◆ REQUIRED WORK: Identify and copy all lines of the material where the string "title" is found.

* * * * *

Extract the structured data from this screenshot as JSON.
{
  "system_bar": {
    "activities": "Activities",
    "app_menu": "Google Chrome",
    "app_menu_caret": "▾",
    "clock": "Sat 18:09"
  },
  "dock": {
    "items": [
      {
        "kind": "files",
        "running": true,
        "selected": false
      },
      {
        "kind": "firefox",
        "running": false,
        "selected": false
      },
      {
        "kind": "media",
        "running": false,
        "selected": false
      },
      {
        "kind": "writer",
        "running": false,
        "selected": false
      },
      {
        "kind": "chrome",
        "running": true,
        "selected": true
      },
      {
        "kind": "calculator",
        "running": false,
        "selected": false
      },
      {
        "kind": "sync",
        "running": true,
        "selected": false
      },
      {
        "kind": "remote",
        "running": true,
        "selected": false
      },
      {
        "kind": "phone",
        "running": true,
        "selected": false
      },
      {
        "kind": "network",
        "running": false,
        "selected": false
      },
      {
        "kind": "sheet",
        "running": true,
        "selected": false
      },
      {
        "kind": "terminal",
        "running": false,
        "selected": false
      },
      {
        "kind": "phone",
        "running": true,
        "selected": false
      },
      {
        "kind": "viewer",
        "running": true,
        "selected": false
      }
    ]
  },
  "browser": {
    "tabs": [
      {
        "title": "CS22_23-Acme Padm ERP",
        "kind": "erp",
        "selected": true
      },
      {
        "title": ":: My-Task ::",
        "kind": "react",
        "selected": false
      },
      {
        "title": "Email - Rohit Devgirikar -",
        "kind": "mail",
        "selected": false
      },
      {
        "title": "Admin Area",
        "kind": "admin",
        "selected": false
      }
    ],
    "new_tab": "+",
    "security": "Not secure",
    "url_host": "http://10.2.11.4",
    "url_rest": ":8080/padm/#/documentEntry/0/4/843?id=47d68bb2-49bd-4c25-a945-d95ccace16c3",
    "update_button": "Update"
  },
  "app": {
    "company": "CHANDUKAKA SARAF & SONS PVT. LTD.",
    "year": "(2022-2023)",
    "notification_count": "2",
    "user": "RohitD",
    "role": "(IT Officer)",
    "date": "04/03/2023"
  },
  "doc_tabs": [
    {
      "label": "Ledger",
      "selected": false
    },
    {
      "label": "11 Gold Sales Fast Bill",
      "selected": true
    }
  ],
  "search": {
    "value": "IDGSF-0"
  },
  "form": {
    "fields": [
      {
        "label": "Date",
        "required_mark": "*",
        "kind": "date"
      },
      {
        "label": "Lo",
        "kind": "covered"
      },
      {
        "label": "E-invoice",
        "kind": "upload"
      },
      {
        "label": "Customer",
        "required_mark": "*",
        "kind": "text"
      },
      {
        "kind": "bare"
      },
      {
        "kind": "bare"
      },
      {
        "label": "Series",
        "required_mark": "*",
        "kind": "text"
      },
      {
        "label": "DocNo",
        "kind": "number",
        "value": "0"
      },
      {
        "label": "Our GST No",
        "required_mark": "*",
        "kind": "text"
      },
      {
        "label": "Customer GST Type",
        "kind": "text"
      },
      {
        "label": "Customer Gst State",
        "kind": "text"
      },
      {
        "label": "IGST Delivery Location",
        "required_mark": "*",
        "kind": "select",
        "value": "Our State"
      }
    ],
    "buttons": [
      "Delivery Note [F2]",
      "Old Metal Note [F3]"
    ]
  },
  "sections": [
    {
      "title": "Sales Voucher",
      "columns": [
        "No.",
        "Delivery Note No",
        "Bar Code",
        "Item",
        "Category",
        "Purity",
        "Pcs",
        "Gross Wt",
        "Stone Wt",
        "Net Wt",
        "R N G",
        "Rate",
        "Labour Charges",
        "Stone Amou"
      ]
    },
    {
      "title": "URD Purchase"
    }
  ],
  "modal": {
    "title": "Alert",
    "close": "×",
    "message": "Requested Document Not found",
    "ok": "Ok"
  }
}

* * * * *

◆ EXERCISE SOLUTION:
        "title": "CS22_23-Acme Padm ERP",
        "title": ":: My-Task ::",
        "title": "Email - Rohit Devgirikar -",
        "title": "Admin Area",
      "title": "Sales Voucher",
      "title": "URD Purchase"
    "title": "Alert",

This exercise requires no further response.